GIVEN RECORDS:
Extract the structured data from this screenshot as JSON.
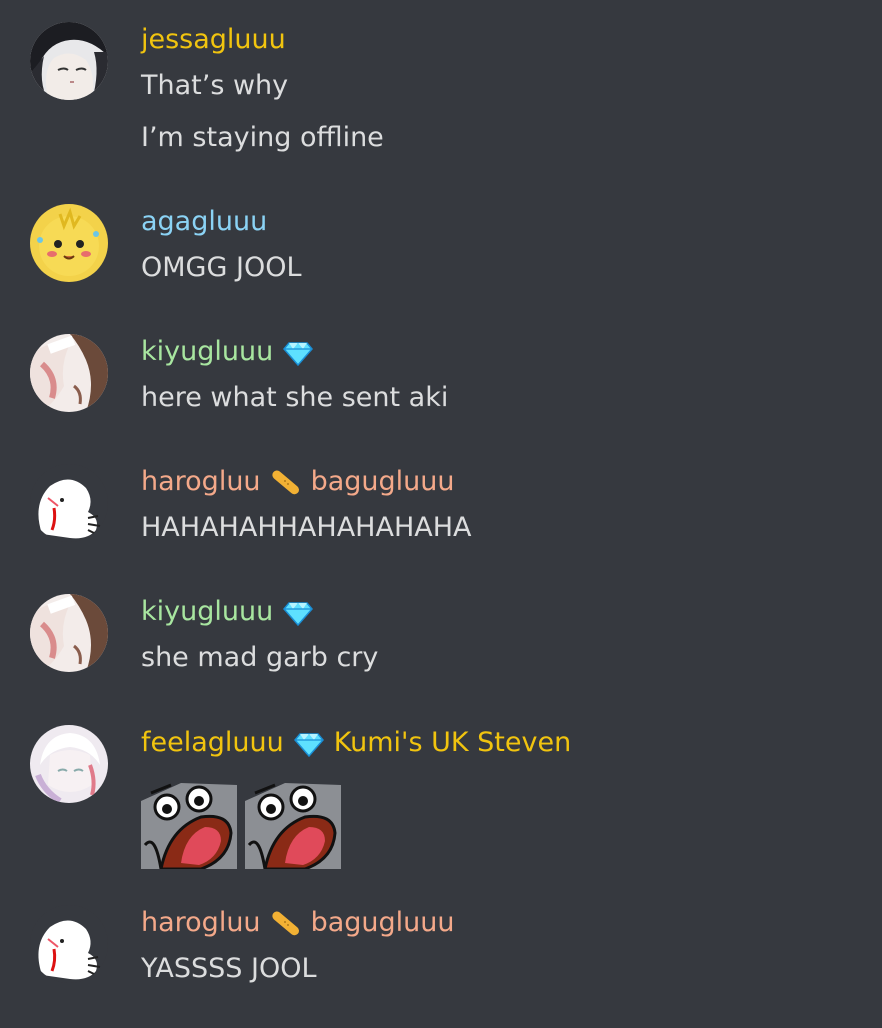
{
  "colors": {
    "background": "#36393f",
    "message_text": "#dcddde",
    "jessagluuu": "#f1c40f",
    "agagluuu": "#8bd3f5",
    "kiyugluuu": "#a8e6a0",
    "harogluu": "#f4a98a",
    "feelagluuu": "#f1c40f"
  },
  "messages": [
    {
      "avatar_icon": "anime-boy-avatar",
      "author": "jessagluuu",
      "lines": [
        "That’s why",
        "I’m staying offline"
      ]
    },
    {
      "avatar_icon": "yellow-chick-avatar",
      "author": "agagluuu",
      "lines": [
        "OMGG JOOL"
      ]
    },
    {
      "avatar_icon": "anime-girl-avatar",
      "author": "kiyugluuu",
      "badge_icon": "diamond-icon",
      "lines": [
        "here what she sent aki"
      ]
    },
    {
      "avatar_icon": "white-blob-avatar",
      "author": "harogluu",
      "badge_icon": "bandage-icon",
      "secondary_name": "bagugluuu",
      "lines": [
        "HAHAHAHHAHAHAHAHA"
      ]
    },
    {
      "avatar_icon": "anime-girl-avatar",
      "author": "kiyugluuu",
      "badge_icon": "diamond-icon",
      "lines": [
        "she mad garb cry"
      ]
    },
    {
      "avatar_icon": "white-hair-avatar",
      "author": "feelagluuu",
      "badge_icon": "diamond-icon",
      "secondary_name": "Kumi's UK Steven",
      "emotes": [
        "screaming-bird-emote",
        "screaming-bird-emote"
      ]
    },
    {
      "avatar_icon": "white-blob-avatar",
      "author": "harogluu",
      "badge_icon": "bandage-icon",
      "secondary_name": "bagugluuu",
      "lines": [
        "YASSSS JOOL"
      ]
    }
  ]
}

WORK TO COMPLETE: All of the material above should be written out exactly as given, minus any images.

REPLY:
Extract the structured data from this screenshot as JSON.
{
  "colors": {
    "background": "#36393f",
    "message_text": "#dcddde",
    "jessagluuu": "#f1c40f",
    "agagluuu": "#8bd3f5",
    "kiyugluuu": "#a8e6a0",
    "harogluu": "#f4a98a",
    "feelagluuu": "#f1c40f"
  },
  "messages": [
    {
      "avatar_icon": "anime-boy-avatar",
      "author": "jessagluuu",
      "lines": [
        "That’s why",
        "I’m staying offline"
      ]
    },
    {
      "avatar_icon": "yellow-chick-avatar",
      "author": "agagluuu",
      "lines": [
        "OMGG JOOL"
      ]
    },
    {
      "avatar_icon": "anime-girl-avatar",
      "author": "kiyugluuu",
      "badge_icon": "diamond-icon",
      "lines": [
        "here what she sent aki"
      ]
    },
    {
      "avatar_icon": "white-blob-avatar",
      "author": "harogluu",
      "badge_icon": "bandage-icon",
      "secondary_name": "bagugluuu",
      "lines": [
        "HAHAHAHHAHAHAHAHA"
      ]
    },
    {
      "avatar_icon": "anime-girl-avatar",
      "author": "kiyugluuu",
      "badge_icon": "diamond-icon",
      "lines": [
        "she mad garb cry"
      ]
    },
    {
      "avatar_icon": "white-hair-avatar",
      "author": "feelagluuu",
      "badge_icon": "diamond-icon",
      "secondary_name": "Kumi's UK Steven",
      "emotes": [
        "screaming-bird-emote",
        "screaming-bird-emote"
      ]
    },
    {
      "avatar_icon": "white-blob-avatar",
      "author": "harogluu",
      "badge_icon": "bandage-icon",
      "secondary_name": "bagugluuu",
      "lines": [
        "YASSSS JOOL"
      ]
    }
  ]
}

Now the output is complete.